During his presidential campaign kickoff tour of New Hampshire, Texas Gov. Rick Perry (R) signaled potential support for a temporary holiday that would allow corporations to repatriate offshore funds at a zero percent tax rate, far lower than the current 35 percent rate, under the guise of job creation. Reducing the rate to zero percent would grant the corporations a much larger tax giveaway than even they have asked for, as WinAmerica — a group of corporations lobbying for the holiday — has asked only for a “reduction” in the rate, not its complete elimination.
Not one to get outflanked on right-wing tax policy, Minnesota Rep. Michele Bachmann (R) picked up Perry’s mantle in Florida this weekend, telling attendees at one event that temporarily reducing the repatriation tax rate to zero was “the easiest thing the president could do” to immediately spur job creation, as the New York Times reported:
“American companies have sitting in the bank over a trillion dollars,” Mrs. Bachmann said. “If we had a zero rate of repatriation, by the afternoon that trillion dollars would be back in the United States. Do you have any idea of how many jobs would be created?”
If Congress’ last attempt at job creation via a repatriation holiday is any indication, however, the answer the Bachmann’s question is likely “none.” A Republican-led Congress pushed through a repatriation holiday in 2004 only to see it fail miserably, as corporations used the repatriated funds not for job creation but to pay dividends and buy stock. The corporations that benefited most from the holiday actually cut thousands of jobs in its aftermath, then stashed even more money overseas under the assumption Congress would approve similar holidays in the future.
Kristin Forbes, a professor at the Massachusetts Institute of Technology and a member of former President Bush’s council of economic advisers, said the holiday “didn’t accomplish it’s stated goals of bringing jobs and investment to the U.S.”
The corporations behind WinAmerica, meanwhile, continue to pay low effective tax rates and shield the public from information about how many jobs they have shipped overseas, all while they push a policy that would cost American taxpayers more $80 billion over the next decade.
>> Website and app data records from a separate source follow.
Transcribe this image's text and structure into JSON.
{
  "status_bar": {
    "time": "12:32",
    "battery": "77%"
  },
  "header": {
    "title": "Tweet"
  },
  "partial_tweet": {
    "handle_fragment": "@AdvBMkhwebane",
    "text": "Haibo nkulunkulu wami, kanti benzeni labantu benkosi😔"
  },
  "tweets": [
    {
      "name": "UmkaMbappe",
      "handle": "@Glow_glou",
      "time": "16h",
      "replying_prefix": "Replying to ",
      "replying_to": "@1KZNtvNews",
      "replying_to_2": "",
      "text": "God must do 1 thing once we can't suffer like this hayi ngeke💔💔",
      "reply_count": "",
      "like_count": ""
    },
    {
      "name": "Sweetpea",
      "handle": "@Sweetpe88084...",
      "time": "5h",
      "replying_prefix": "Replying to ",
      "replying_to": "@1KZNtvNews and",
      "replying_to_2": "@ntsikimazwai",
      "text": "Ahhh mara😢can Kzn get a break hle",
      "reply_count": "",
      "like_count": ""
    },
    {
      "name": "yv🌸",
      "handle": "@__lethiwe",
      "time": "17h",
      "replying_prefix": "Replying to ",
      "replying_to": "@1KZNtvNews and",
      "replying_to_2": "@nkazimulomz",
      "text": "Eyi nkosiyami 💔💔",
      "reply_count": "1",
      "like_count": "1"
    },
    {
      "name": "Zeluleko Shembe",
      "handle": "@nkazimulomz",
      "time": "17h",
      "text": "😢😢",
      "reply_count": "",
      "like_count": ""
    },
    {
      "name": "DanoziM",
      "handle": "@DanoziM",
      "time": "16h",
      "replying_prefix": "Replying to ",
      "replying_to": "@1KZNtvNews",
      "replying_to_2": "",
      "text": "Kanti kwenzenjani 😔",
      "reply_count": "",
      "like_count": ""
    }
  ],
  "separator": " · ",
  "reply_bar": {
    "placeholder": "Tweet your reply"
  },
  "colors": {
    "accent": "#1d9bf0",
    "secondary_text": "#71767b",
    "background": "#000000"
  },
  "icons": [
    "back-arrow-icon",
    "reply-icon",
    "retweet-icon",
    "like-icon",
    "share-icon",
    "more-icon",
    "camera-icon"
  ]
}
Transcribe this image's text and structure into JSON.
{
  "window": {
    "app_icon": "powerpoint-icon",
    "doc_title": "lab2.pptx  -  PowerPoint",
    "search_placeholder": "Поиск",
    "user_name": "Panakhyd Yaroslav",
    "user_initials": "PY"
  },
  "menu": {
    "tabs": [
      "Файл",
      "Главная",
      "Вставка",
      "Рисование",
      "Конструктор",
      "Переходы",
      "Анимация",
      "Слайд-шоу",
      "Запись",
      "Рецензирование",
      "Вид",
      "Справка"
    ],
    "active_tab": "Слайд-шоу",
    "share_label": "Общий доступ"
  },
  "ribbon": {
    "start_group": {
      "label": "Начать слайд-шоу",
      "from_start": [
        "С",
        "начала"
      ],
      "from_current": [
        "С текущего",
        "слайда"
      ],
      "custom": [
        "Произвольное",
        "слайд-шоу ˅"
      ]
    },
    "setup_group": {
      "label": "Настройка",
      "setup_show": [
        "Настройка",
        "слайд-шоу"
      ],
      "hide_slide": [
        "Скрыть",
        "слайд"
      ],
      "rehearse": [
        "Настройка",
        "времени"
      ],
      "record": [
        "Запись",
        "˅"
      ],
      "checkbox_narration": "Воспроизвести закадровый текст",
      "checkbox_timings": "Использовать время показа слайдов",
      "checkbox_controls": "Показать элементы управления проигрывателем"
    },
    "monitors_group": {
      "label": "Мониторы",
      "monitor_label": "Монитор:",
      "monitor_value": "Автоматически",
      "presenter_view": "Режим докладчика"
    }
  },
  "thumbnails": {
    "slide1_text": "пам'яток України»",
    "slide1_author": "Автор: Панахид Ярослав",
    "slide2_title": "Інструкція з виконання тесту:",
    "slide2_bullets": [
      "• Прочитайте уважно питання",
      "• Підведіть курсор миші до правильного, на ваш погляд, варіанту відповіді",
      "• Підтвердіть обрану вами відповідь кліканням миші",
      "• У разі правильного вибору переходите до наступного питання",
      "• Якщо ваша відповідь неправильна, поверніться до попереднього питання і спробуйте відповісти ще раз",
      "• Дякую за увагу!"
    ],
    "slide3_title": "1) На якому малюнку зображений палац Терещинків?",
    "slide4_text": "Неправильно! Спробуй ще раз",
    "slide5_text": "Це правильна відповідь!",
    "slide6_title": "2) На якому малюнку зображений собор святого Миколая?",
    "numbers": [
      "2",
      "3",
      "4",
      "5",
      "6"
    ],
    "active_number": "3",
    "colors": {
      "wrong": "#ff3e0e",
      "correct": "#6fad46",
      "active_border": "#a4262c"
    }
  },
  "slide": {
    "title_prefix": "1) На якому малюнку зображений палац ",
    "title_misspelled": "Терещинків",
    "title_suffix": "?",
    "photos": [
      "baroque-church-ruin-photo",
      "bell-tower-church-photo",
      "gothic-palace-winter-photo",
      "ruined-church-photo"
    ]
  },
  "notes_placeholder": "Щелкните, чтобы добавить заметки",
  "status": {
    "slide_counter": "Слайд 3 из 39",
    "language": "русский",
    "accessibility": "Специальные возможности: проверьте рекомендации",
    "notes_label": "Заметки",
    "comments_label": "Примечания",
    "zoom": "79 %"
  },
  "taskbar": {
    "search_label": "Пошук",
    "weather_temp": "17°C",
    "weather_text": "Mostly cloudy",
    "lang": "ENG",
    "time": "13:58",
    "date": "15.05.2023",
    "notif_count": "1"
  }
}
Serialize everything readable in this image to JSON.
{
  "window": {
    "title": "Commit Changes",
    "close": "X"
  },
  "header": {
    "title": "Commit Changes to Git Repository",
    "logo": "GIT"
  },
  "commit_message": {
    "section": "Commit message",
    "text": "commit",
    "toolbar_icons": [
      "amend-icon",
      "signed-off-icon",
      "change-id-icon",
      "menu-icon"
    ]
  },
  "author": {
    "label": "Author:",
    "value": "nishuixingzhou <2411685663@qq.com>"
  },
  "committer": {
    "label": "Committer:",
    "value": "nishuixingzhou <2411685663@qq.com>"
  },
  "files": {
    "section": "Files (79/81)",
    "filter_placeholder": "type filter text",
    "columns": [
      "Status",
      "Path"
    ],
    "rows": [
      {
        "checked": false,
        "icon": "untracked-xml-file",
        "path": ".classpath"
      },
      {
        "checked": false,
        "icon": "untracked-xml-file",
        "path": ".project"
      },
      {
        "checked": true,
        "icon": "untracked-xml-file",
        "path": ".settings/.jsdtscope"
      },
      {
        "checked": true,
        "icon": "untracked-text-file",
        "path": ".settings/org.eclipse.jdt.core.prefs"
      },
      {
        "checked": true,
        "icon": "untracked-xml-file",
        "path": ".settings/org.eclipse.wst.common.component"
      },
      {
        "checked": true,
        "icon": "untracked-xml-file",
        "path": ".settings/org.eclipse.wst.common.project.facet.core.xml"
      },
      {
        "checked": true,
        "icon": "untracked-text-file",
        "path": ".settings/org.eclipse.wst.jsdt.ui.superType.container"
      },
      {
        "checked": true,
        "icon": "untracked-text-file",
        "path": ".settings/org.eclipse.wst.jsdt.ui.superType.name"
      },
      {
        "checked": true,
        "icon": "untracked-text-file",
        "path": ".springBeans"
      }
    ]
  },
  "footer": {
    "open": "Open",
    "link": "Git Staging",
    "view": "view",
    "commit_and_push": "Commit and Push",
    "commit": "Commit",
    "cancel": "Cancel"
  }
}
By endorsing a rate even lower than what the corporations are asking for, Bachmann is ensuring that the price tag on a policy that won’t create jobs would only be more expensive.